Seriously, start with a blank page and ask yourself what we actually desire in a school system? This would be a good start of course:

The country that came top of the Unicef report and did consistently well in the international league tables was...

Yes, all in favour of that, being one of the best in the world means that you're at least doing things better than many, perhaps as well as it can actually be done.

But what it really means is that parents don't snare themselves in mortgages to get into catchment areas they can't afford, or pay expensive school fees or face the humiliation of having to rediscover a lapsed faith.

Yes, that sounds like something to be desired as well: not having to face financial ruin simply to educate the ankle-biters would appeal to most.

There is choice though, and ... children are in the upper quartile of the international tables, which might help explain why the ... is rated as the best place for a child to grow up in the developed world.

Oh, my, yes, that does sound like a good idea. So, how is this done then? What's the magic secret here? Clearly it's going to cost a fortune, yes?

If we want better schools for our children we need to spend more money, don't we? Well actually, no.(....) The surprising answer is that their results have nothing to do with money – in fact, they're spending quite a lot less than we are.

Really? Better schools, better education, the best place in the world to grow up, and it costs less money? Where? How?

They can choose whichever school will suit their child best. Not all parents make an active choice but enough do to influence the standard of schools everywhere. All this is based on the fact that parental choice in education is a part of the Dutch constitution. It assumes that one size does not fit all.

Yes, it's Holland, the Netherlands. The how is that they have a variation of the voucher system that we argue for here at the ASI. The parents choose the school, any one of them that they wish subject to minimal licencing requirements and the government pays the bills. Yes, top up fees are allowed, parents making that decision for themselves as well. We might also note that the Netherlands is a great deal more egalitarian than the UK and I wouldn't be surprised to find out that it has greater social mobility as well (for those who worry about such things).
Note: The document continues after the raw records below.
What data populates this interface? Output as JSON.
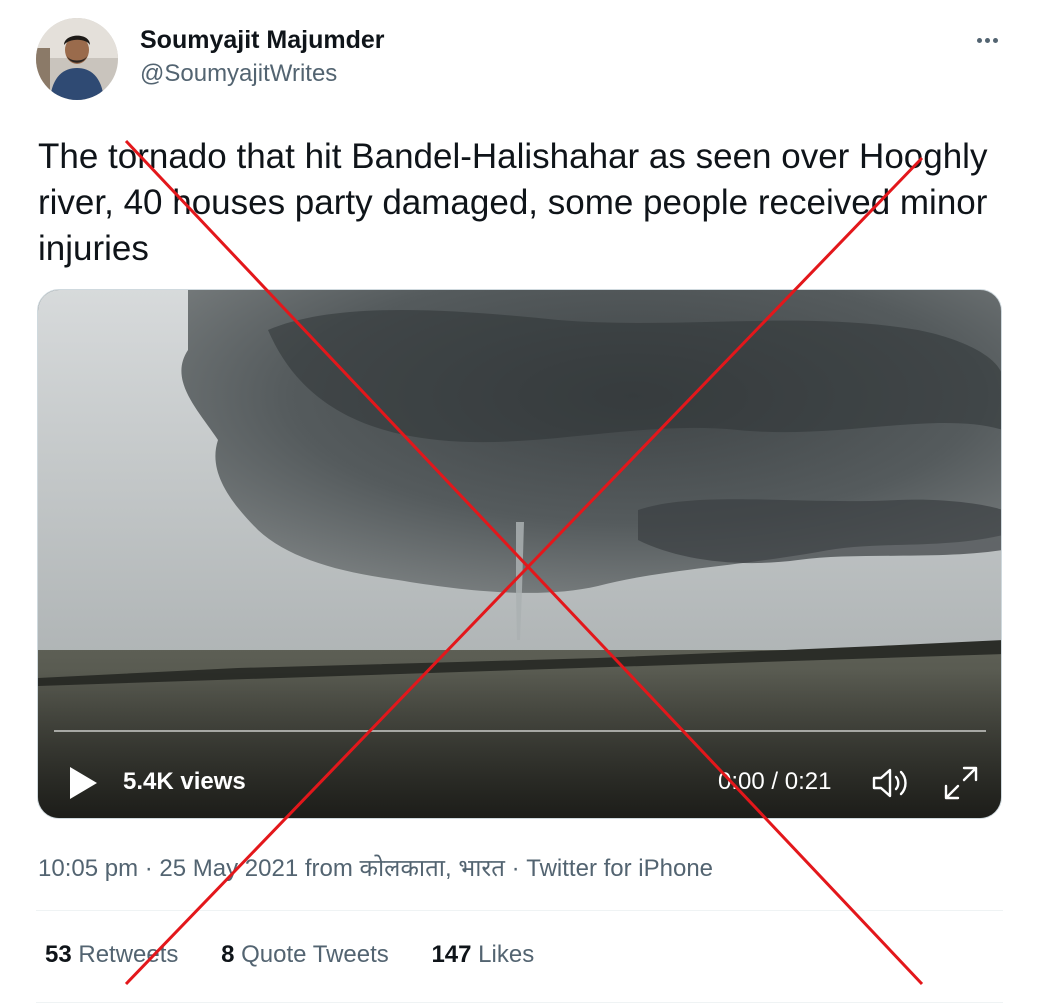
{
  "author": {
    "display_name": "Soumyajit Majumder",
    "handle": "@SoumyajitWrites"
  },
  "tweet": {
    "text": "The tornado that hit Bandel-Halishahar as seen over Hooghly river, 40 houses party damaged, some people received minor injuries"
  },
  "video": {
    "views": "5.4K views",
    "time": "0:00 / 0:21",
    "progress": 0
  },
  "meta": {
    "time": "10:05 pm",
    "date": "25 May 2021",
    "from_prefix": "from",
    "location": "कोलकाता, भारत",
    "source": "Twitter for iPhone",
    "separator": "·"
  },
  "stats": {
    "retweets_count": "53",
    "retweets_label": "Retweets",
    "quotes_count": "8",
    "quotes_label": "Quote Tweets",
    "likes_count": "147",
    "likes_label": "Likes"
  },
  "icons": [
    "more-icon",
    "play-icon",
    "volume-icon",
    "fullscreen-icon"
  ],
  "colors": {
    "text_primary": "#0f1419",
    "text_secondary": "#536471",
    "cross_mark": "#e3171b"
  }
}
Engineers have a saying that you can have "better, faster, cheaper, pick any two" for you can't have all three. But it appears that we run our current education system so appallingly badly that we can indeed make it better, fairer and cheaper.

So why is there anyone at all who opposes such voucher systems?